YOUR INSTRUCTIONS:
Apart from the pictures, please restate every entry below exactly.

Stored items:
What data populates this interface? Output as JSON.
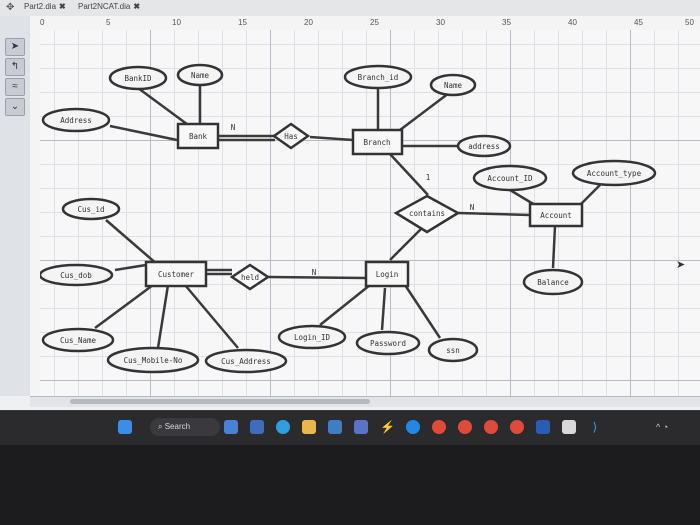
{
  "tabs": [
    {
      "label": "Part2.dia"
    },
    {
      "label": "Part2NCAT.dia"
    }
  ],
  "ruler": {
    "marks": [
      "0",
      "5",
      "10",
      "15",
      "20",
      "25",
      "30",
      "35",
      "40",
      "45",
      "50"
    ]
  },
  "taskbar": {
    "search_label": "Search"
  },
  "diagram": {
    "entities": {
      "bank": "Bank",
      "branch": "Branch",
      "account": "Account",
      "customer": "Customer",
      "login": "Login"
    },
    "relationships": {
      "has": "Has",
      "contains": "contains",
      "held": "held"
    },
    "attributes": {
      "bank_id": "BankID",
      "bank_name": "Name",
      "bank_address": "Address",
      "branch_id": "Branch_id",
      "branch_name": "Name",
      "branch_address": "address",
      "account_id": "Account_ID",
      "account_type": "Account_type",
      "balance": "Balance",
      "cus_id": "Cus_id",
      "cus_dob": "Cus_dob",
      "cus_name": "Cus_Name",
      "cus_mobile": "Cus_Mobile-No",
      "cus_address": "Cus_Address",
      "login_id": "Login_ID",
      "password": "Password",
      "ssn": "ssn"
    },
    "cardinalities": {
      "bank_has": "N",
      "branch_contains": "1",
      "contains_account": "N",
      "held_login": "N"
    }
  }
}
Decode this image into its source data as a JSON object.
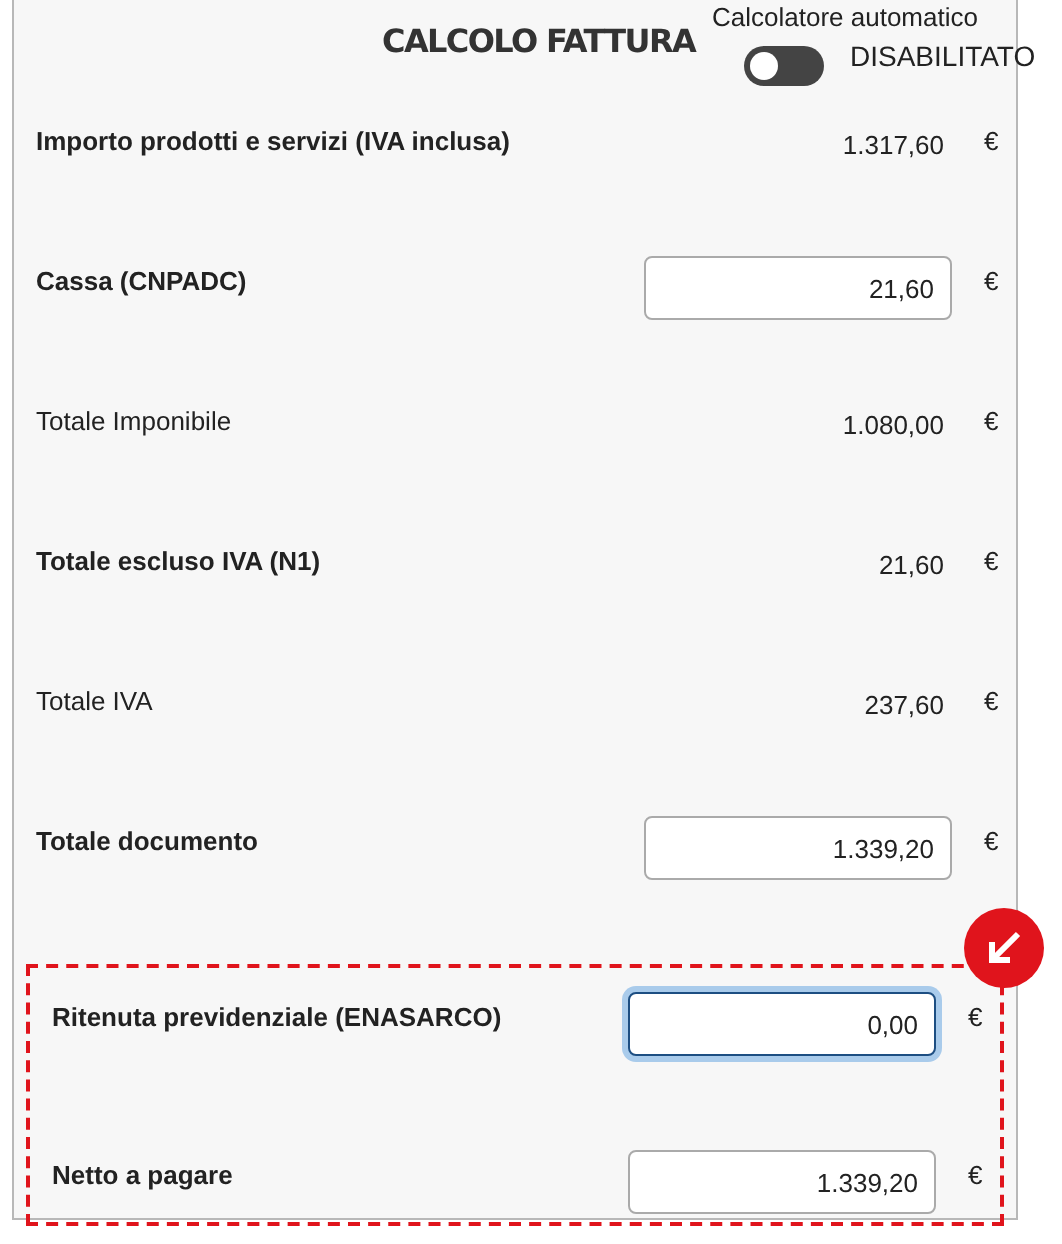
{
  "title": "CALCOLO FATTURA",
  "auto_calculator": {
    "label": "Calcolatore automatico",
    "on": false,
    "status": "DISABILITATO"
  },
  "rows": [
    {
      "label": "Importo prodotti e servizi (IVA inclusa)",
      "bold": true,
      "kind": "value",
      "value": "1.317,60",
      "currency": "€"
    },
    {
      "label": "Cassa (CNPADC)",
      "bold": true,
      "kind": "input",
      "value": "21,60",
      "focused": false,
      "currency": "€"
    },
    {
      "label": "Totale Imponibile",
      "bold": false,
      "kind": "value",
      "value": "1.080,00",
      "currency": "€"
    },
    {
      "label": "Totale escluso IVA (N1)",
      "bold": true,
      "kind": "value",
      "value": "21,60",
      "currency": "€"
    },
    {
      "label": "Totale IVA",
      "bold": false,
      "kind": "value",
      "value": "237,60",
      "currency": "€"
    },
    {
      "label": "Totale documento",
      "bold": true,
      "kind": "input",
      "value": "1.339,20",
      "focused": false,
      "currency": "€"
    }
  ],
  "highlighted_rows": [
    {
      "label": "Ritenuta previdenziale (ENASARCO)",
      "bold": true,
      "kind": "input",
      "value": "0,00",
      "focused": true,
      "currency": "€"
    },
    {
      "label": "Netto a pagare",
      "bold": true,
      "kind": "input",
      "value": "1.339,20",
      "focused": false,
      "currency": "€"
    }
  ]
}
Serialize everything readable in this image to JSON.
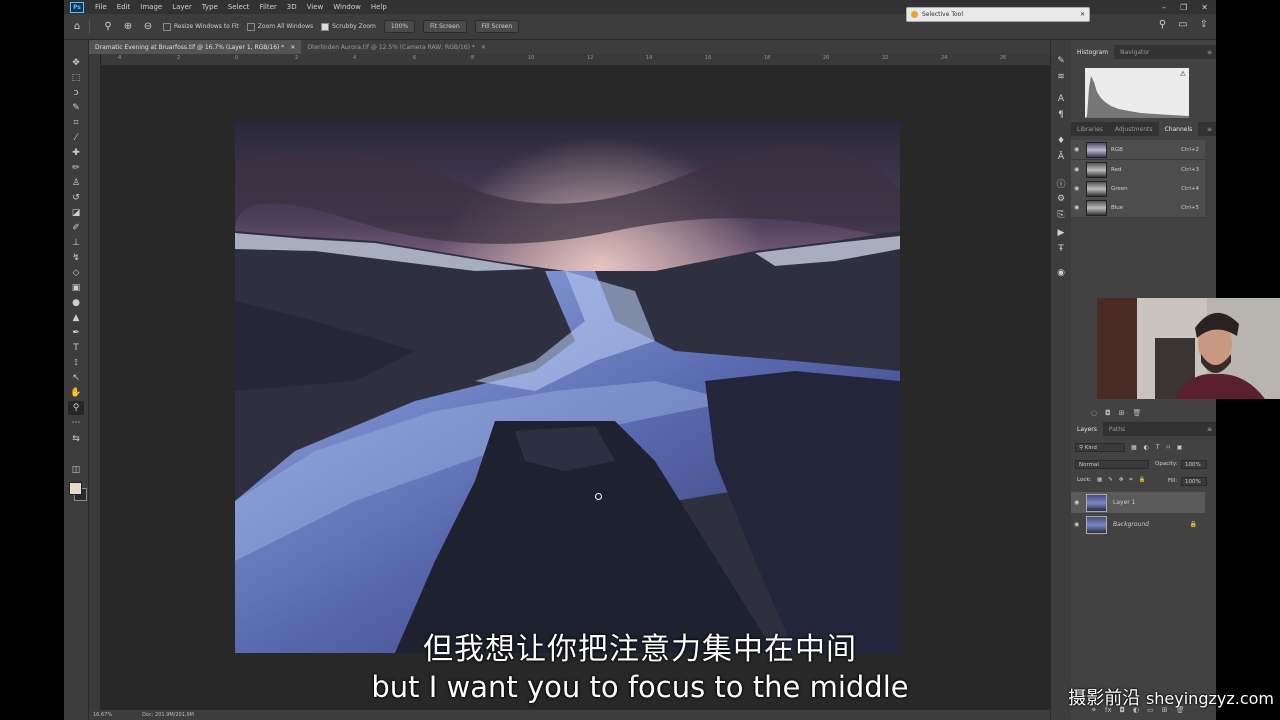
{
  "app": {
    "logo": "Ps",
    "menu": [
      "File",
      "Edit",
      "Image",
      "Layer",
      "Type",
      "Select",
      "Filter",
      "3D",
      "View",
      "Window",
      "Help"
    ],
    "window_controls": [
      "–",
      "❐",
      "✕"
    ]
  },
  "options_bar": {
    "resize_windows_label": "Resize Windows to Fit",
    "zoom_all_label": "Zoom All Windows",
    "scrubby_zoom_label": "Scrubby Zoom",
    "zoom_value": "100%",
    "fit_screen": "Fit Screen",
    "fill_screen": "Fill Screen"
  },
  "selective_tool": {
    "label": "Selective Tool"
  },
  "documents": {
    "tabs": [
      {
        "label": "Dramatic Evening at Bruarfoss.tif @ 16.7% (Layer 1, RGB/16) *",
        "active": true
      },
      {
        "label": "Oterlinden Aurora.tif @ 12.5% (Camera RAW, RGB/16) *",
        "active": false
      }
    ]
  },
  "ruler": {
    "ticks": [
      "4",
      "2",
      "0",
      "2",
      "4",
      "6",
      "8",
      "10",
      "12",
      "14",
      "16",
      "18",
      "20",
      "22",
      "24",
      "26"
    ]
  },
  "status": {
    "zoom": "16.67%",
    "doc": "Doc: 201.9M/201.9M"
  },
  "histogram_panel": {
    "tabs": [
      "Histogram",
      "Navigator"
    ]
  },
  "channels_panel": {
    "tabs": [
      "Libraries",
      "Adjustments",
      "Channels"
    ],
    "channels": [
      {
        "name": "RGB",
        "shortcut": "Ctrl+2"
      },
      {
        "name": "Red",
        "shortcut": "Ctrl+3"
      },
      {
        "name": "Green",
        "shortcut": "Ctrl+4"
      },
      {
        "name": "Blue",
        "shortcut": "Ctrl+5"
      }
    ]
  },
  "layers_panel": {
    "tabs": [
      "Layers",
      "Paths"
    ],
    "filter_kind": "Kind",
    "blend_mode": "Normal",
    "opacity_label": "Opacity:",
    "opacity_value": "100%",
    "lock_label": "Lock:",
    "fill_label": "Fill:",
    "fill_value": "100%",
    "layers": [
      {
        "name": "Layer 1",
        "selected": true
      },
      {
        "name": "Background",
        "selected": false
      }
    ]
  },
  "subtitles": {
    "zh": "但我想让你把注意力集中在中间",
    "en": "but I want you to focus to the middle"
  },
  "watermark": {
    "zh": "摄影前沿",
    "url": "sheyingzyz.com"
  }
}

RESPONSE AREA:
What data populates this interface? Output as JSON.
{
  "tabs": [
    {
      "label": "Part2.dia"
    },
    {
      "label": "Part2NCAT.dia"
    }
  ],
  "ruler": {
    "marks": [
      "0",
      "5",
      "10",
      "15",
      "20",
      "25",
      "30",
      "35",
      "40",
      "45",
      "50"
    ]
  },
  "taskbar": {
    "search_label": "Search"
  },
  "diagram": {
    "entities": {
      "bank": "Bank",
      "branch": "Branch",
      "account": "Account",
      "customer": "Customer",
      "login": "Login"
    },
    "relationships": {
      "has": "Has",
      "contains": "contains",
      "held": "held"
    },
    "attributes": {
      "bank_id": "BankID",
      "bank_name": "Name",
      "bank_address": "Address",
      "branch_id": "Branch_id",
      "branch_name": "Name",
      "branch_address": "address",
      "account_id": "Account_ID",
      "account_type": "Account_type",
      "balance": "Balance",
      "cus_id": "Cus_id",
      "cus_dob": "Cus_dob",
      "cus_name": "Cus_Name",
      "cus_mobile": "Cus_Mobile-No",
      "cus_address": "Cus_Address",
      "login_id": "Login_ID",
      "password": "Password",
      "ssn": "ssn"
    },
    "cardinalities": {
      "bank_has": "N",
      "branch_contains": "1",
      "contains_account": "N",
      "held_login": "N"
    }
  }
}
Decode this image into its source data as a JSON object.
{
  "title": "CALCOLO FATTURA",
  "auto_calculator": {
    "label": "Calcolatore automatico",
    "on": false,
    "status": "DISABILITATO"
  },
  "rows": [
    {
      "label": "Importo prodotti e servizi (IVA inclusa)",
      "bold": true,
      "kind": "value",
      "value": "1.317,60",
      "currency": "€"
    },
    {
      "label": "Cassa (CNPADC)",
      "bold": true,
      "kind": "input",
      "value": "21,60",
      "focused": false,
      "currency": "€"
    },
    {
      "label": "Totale Imponibile",
      "bold": false,
      "kind": "value",
      "value": "1.080,00",
      "currency": "€"
    },
    {
      "label": "Totale escluso IVA (N1)",
      "bold": true,
      "kind": "value",
      "value": "21,60",
      "currency": "€"
    },
    {
      "label": "Totale IVA",
      "bold": false,
      "kind": "value",
      "value": "237,60",
      "currency": "€"
    },
    {
      "label": "Totale documento",
      "bold": true,
      "kind": "input",
      "value": "1.339,20",
      "focused": false,
      "currency": "€"
    }
  ],
  "highlighted_rows": [
    {
      "label": "Ritenuta previdenziale (ENASARCO)",
      "bold": true,
      "kind": "input",
      "value": "0,00",
      "focused": true,
      "currency": "€"
    },
    {
      "label": "Netto a pagare",
      "bold": true,
      "kind": "input",
      "value": "1.339,20",
      "focused": false,
      "currency": "€"
    }
  ]
}
Serialize everything readable in this image to JSON.
{
  "app": {
    "logo": "Ps",
    "menu": [
      "File",
      "Edit",
      "Image",
      "Layer",
      "Type",
      "Select",
      "Filter",
      "3D",
      "View",
      "Window",
      "Help"
    ],
    "window_controls": [
      "–",
      "❐",
      "✕"
    ]
  },
  "options_bar": {
    "resize_windows_label": "Resize Windows to Fit",
    "zoom_all_label": "Zoom All Windows",
    "scrubby_zoom_label": "Scrubby Zoom",
    "zoom_value": "100%",
    "fit_screen": "Fit Screen",
    "fill_screen": "Fill Screen"
  },
  "selective_tool": {
    "label": "Selective Tool"
  },
  "documents": {
    "tabs": [
      {
        "label": "Dramatic Evening at Bruarfoss.tif @ 16.7% (Layer 1, RGB/16) *",
        "active": true
      },
      {
        "label": "Oterlinden Aurora.tif @ 12.5% (Camera RAW, RGB/16) *",
        "active": false
      }
    ]
  },
  "ruler": {
    "ticks": [
      "4",
      "2",
      "0",
      "2",
      "4",
      "6",
      "8",
      "10",
      "12",
      "14",
      "16",
      "18",
      "20",
      "22",
      "24",
      "26"
    ]
  },
  "status": {
    "zoom": "16.67%",
    "doc": "Doc: 201.9M/201.9M"
  },
  "histogram_panel": {
    "tabs": [
      "Histogram",
      "Navigator"
    ]
  },
  "channels_panel": {
    "tabs": [
      "Libraries",
      "Adjustments",
      "Channels"
    ],
    "channels": [
      {
        "name": "RGB",
        "shortcut": "Ctrl+2"
      },
      {
        "name": "Red",
        "shortcut": "Ctrl+3"
      },
      {
        "name": "Green",
        "shortcut": "Ctrl+4"
      },
      {
        "name": "Blue",
        "shortcut": "Ctrl+5"
      }
    ]
  },
  "layers_panel": {
    "tabs": [
      "Layers",
      "Paths"
    ],
    "filter_kind": "Kind",
    "blend_mode": "Normal",
    "opacity_label": "Opacity:",
    "opacity_value": "100%",
    "lock_label": "Lock:",
    "fill_label": "Fill:",
    "fill_value": "100%",
    "layers": [
      {
        "name": "Layer 1",
        "selected": true
      },
      {
        "name": "Background",
        "selected": false
      }
    ]
  },
  "subtitles": {
    "zh": "但我想让你把注意力集中在中间",
    "en": "but I want you to focus to the middle"
  },
  "watermark": {
    "zh": "摄影前沿",
    "url": "sheyingzyz.com"
  }
}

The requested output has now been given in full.